    I'm just curious to know if any of you have had any pains or frequent soreness in certain regions? ie. lower back, knees, hips or neck

    While soreness can be a sign of a good workout it can also be a sign of improper technique and injury. Take care not to hurt yourselves.

  5. Hi. I have nothing wrong with popping, but generating power should come more from the kick upwards since you will be kicking the person as your leg goes up and not as your leg goes down. Unless its sort of like an axe kick where the force comes from the downward motion. In any point popping your hip out after you've already kick is pretty pointless since you've already kicked the dude on the way up. This holds true for zhengzitui and caijiao.

    Sorry for the whole debate. I just was thinking about it this way. But of course if your Sifu tells you to do it that way, I can't really argue against him. I just started to question why it happened. Maybe this can be brought up to one of the advanced students. I myself would like to know.

    Definitely don't hurt yourself. One time this guy popped so hard, he slipped and fell backwards. I've had a lot of serious knee pain from trying to pop because I would hyper-extend my knee which would put ALOT stress on it.

  6. For some, learning the practical application for a move might be useful -- i.e., how to inflict maximum damage while kicking or whatnot. Personally, I am not learning kung fu for self-defense or combat; I see it as an art form, an expression of self, a means by which I gain strength, flexibility and speed, so I recognize the popping as part of the technique.

    As my dad the skeptic has asked, "What's the point of learning all of this? In the real world, someone can take a gun and shoot you."

    I might not be able to smash bricks on my head yet, but I feel damn good for training.

  7. Well said! Wise words from a wise woman... hahahaha....

    Well if I can say anything about it to not hurt yourself too much from doing it, is to just relax through the movements and feel the power coming from your entire body and not just from one tensed muscle in your leg or hip.

    Once you understand how the body can work with motion, momentum and timing, you'll feel the power just come right through the movements.

    Amitoufo dudes!

  8. Shifu (and whoever is teaching) does remind us to relax our bodies. That is key to doing extension properly. I know I'm guilty of hunching my shoulders at times. And that all goes along with keeping our heads up, rather than bending our necks and looking at the ground. Remember, me, you -- we are all so good looking. So handsome. So shine through!

    This was a good thread. I like the thoughtful discussion. Thanks random commenters!

  9. Just remember it only takes one serious injury to set you out for months or the rest of your life in a worst case senario. I've seen over zealous athletes work under the all to famous "no pain no gain" motto, only to rip a muscle, tear a ligament, injure a joint and be unable to train period for up to a year.

    Think of all the olympic level gymnasts that have ended their careers because of one injury.

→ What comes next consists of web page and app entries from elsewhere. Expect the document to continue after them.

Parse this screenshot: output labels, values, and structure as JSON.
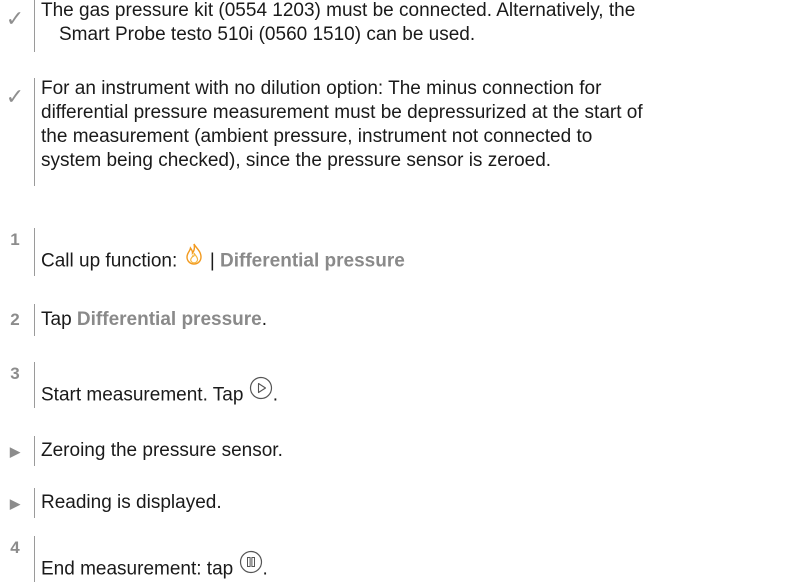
{
  "prerequisites": [
    {
      "lines": [
        "The gas pressure kit (0554 1203) must be connected. Alternatively, the",
        "Smart Probe testo 510i (0560 1510) can be used."
      ]
    },
    {
      "lines": [
        "For an instrument with no dilution option: The minus connection for",
        "differential pressure measurement must be depressurized at the start of",
        "the measurement (ambient pressure, instrument not connected to",
        "system being checked), since the pressure sensor is zeroed."
      ]
    }
  ],
  "steps": {
    "step1": {
      "number": "1",
      "prefix": "Call up function: ",
      "separator": " | ",
      "term": "Differential pressure",
      "icon": "flame-icon"
    },
    "step2": {
      "number": "2",
      "prefix": "Tap ",
      "term": "Differential pressure",
      "suffix": "."
    },
    "step3": {
      "number": "3",
      "text": "Start measurement. Tap ",
      "icon": "play-button-icon",
      "suffix": "."
    },
    "result1": {
      "text": "Zeroing the pressure sensor."
    },
    "result2": {
      "text": "Reading is displayed."
    },
    "step4": {
      "number": "4",
      "text": "End measurement: tap ",
      "icon": "pause-button-icon",
      "suffix": "."
    }
  },
  "colors": {
    "flame_outer": "#f29a1f",
    "flame_inner": "#f5b640",
    "term": "#8a8a8a",
    "marker": "#8c8c8c"
  }
}
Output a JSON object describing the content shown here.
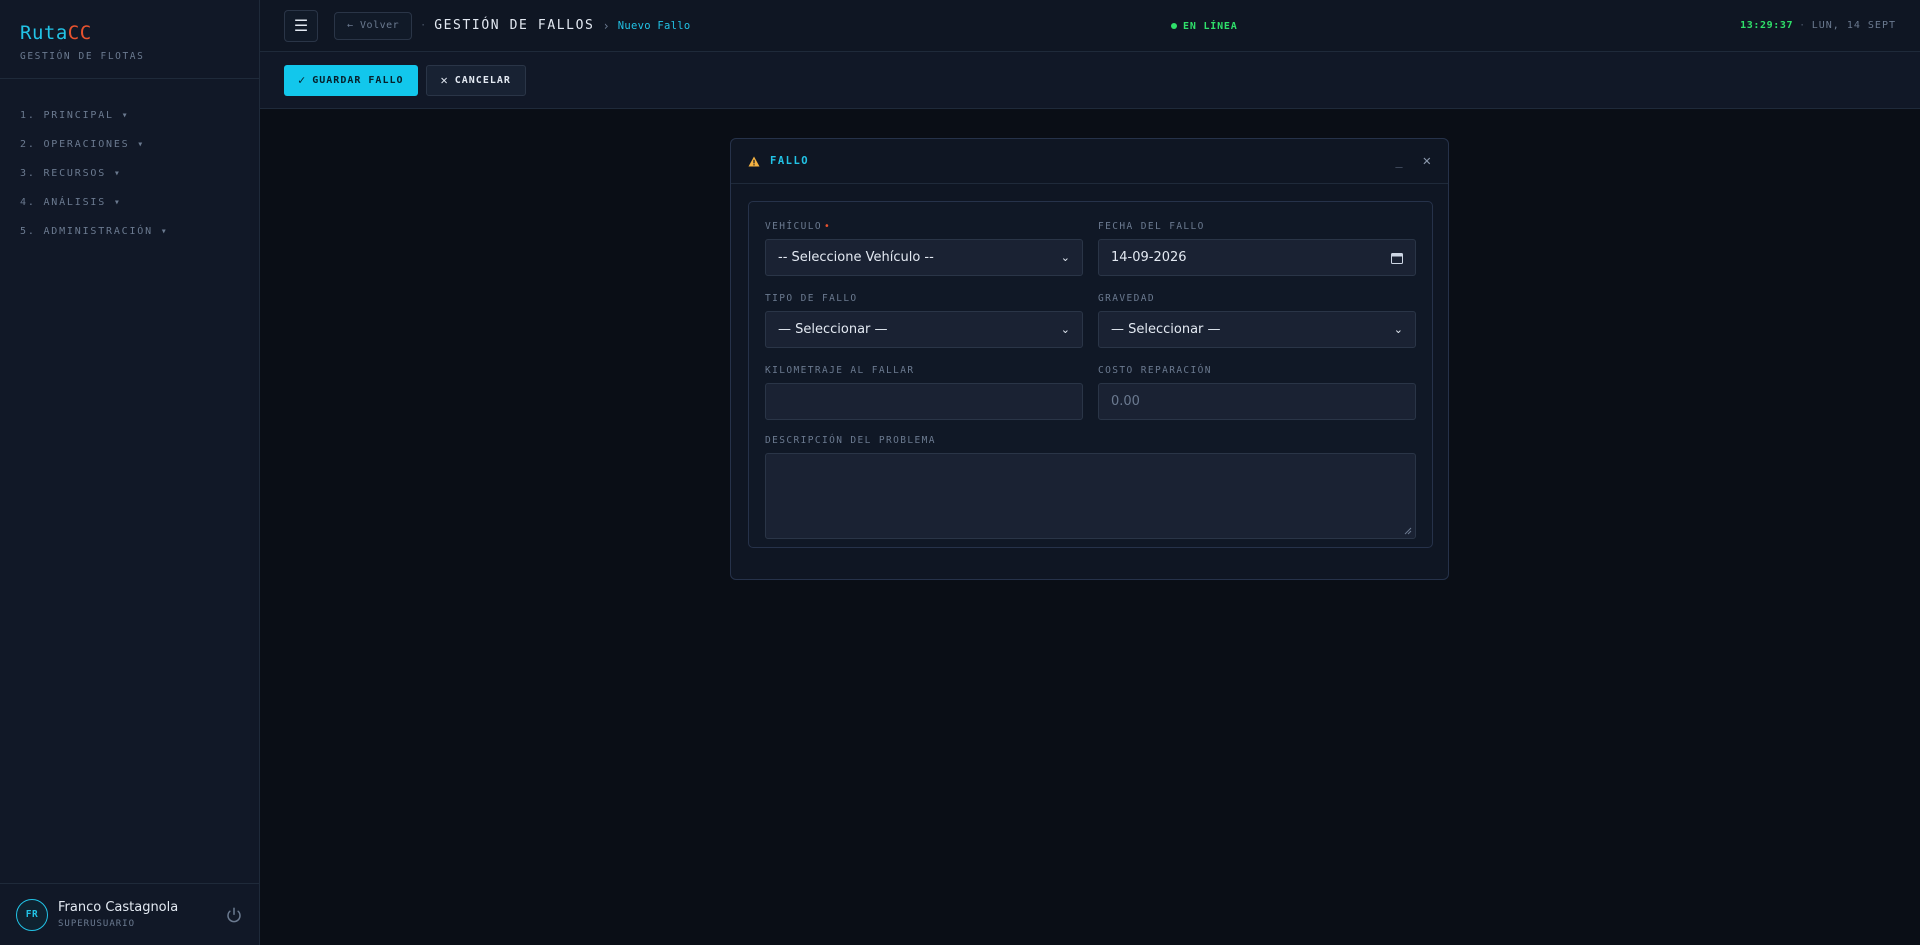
{
  "sidebar": {
    "brand_a": "Ruta",
    "brand_b": "CC",
    "subtitle": "GESTIÓN DE FLOTAS",
    "nav": [
      {
        "label": "1. PRINCIPAL ▾"
      },
      {
        "label": "2. OPERACIONES ▾"
      },
      {
        "label": "3. RECURSOS ▾"
      },
      {
        "label": "4. ANÁLISIS ▾"
      },
      {
        "label": "5. ADMINISTRACIÓN ▾"
      }
    ],
    "user": {
      "initials": "FR",
      "name": "Franco Castagnola",
      "role": "SUPERUSUARIO"
    }
  },
  "topbar": {
    "back_label": "← Volver",
    "breadcrumb_main": "GESTIÓN DE FALLOS",
    "breadcrumb_sub": "Nuevo Fallo",
    "status": "EN LÍNEA",
    "time": "13:29:37",
    "date": "LUN, 14 SEPT"
  },
  "toolbar": {
    "save_label": "GUARDAR FALLO",
    "cancel_label": "CANCELAR"
  },
  "modal": {
    "title": "FALLO",
    "minimize": "_",
    "fields": {
      "vehiculo": {
        "label": "VEHÍCULO",
        "value": "-- Seleccione Vehículo --"
      },
      "fecha": {
        "label": "FECHA DEL FALLO",
        "value": "14-09-2026"
      },
      "tipo": {
        "label": "TIPO DE FALLO",
        "value": "— Seleccionar —"
      },
      "gravedad": {
        "label": "GRAVEDAD",
        "value": "— Seleccionar —"
      },
      "km": {
        "label": "KILOMETRAJE AL FALLAR",
        "value": ""
      },
      "costo": {
        "label": "COSTO REPARACIÓN",
        "placeholder": "0.00"
      },
      "descripcion": {
        "label": "DESCRIPCIÓN DEL PROBLEMA",
        "value": ""
      }
    }
  },
  "colors": {
    "accent": "#22c3e6",
    "brand_red": "#e8522e",
    "online": "#2fe06a",
    "warning": "#f5b342"
  }
}
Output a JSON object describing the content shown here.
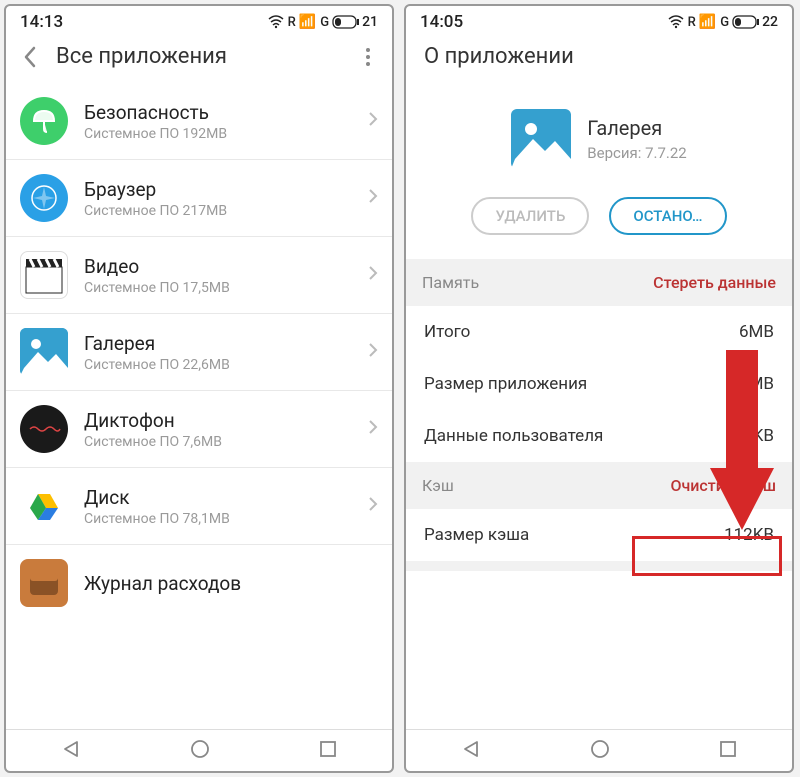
{
  "left": {
    "status": {
      "time": "14:13",
      "net_r": "R",
      "net_g": "G",
      "battery": "21"
    },
    "header": {
      "title": "Все приложения"
    },
    "apps": [
      {
        "name": "Безопасность",
        "sub": "Системное ПО  192MB",
        "icon": "umbrella",
        "bg": "#3ecf6b"
      },
      {
        "name": "Браузер",
        "sub": "Системное ПО  217MB",
        "icon": "compass",
        "bg": "#2aa0e6"
      },
      {
        "name": "Видео",
        "sub": "Системное ПО  17,5MB",
        "icon": "clapper",
        "bg": "#fff"
      },
      {
        "name": "Галерея",
        "sub": "Системное ПО  22,6MB",
        "icon": "gallery",
        "bg": "#35a0cf"
      },
      {
        "name": "Диктофон",
        "sub": "Системное ПО  7,6MB",
        "icon": "recorder",
        "bg": "#1a1a1a"
      },
      {
        "name": "Диск",
        "sub": "Системное ПО  78,1MB",
        "icon": "drive",
        "bg": "#fff"
      },
      {
        "name": "Журнал расходов",
        "sub": "",
        "icon": "wallet",
        "bg": "#c97b3c"
      }
    ]
  },
  "right": {
    "status": {
      "time": "14:05",
      "net_r": "R",
      "net_g": "G",
      "battery": "22"
    },
    "header": {
      "title": "О приложении"
    },
    "app": {
      "name": "Галерея",
      "version": "Версия: 7.7.22"
    },
    "buttons": {
      "uninstall": "УДАЛИТЬ",
      "stop": "ОСТАНО…"
    },
    "memory": {
      "label": "Память",
      "action": "Стереть данные",
      "rows": [
        {
          "k": "Итого",
          "v": "6MB"
        },
        {
          "k": "Размер приложения",
          "v": "MB"
        },
        {
          "k": "Данные пользователя",
          "v": "96KB"
        }
      ]
    },
    "cache": {
      "label": "Кэш",
      "action": "Очистить кэш",
      "rows": [
        {
          "k": "Размер кэша",
          "v": "112KB"
        }
      ]
    }
  }
}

  10. Random comments:
    Ciajiao is not meant for kicking people. Frankly, about 0 of the level 1 line drills are combat-appropriate.

    Heng Neo (not me) asked us a question while we were doing the axe kick the other day: "Why does your head go back?" Answer: "Can't help it!" If that's not a succinct explanation of popping, I don't know what is. Also, wisdom from triteness. Awesome.

    The hip extension provides power to a great number of techniques (most?). Straight punche uppercut, side kick, roundhouse, front push kick. Again, level 1 techniques are not fighting techniques, they're body mechanics techniques.

    Lots of people don't understand. I know how sifu feels about this, cause he tells us. "You don't understand? Fine, no problem." I am somewhat more conflicted.

    Sifu could definitely do a much better job of teaching proper technique, but it's not clear to me that doing so would be better. There are much better places to learn competition wushu, there are much better places to learn to fight. I have not seen a better place helping you to challenge yourself. Ever.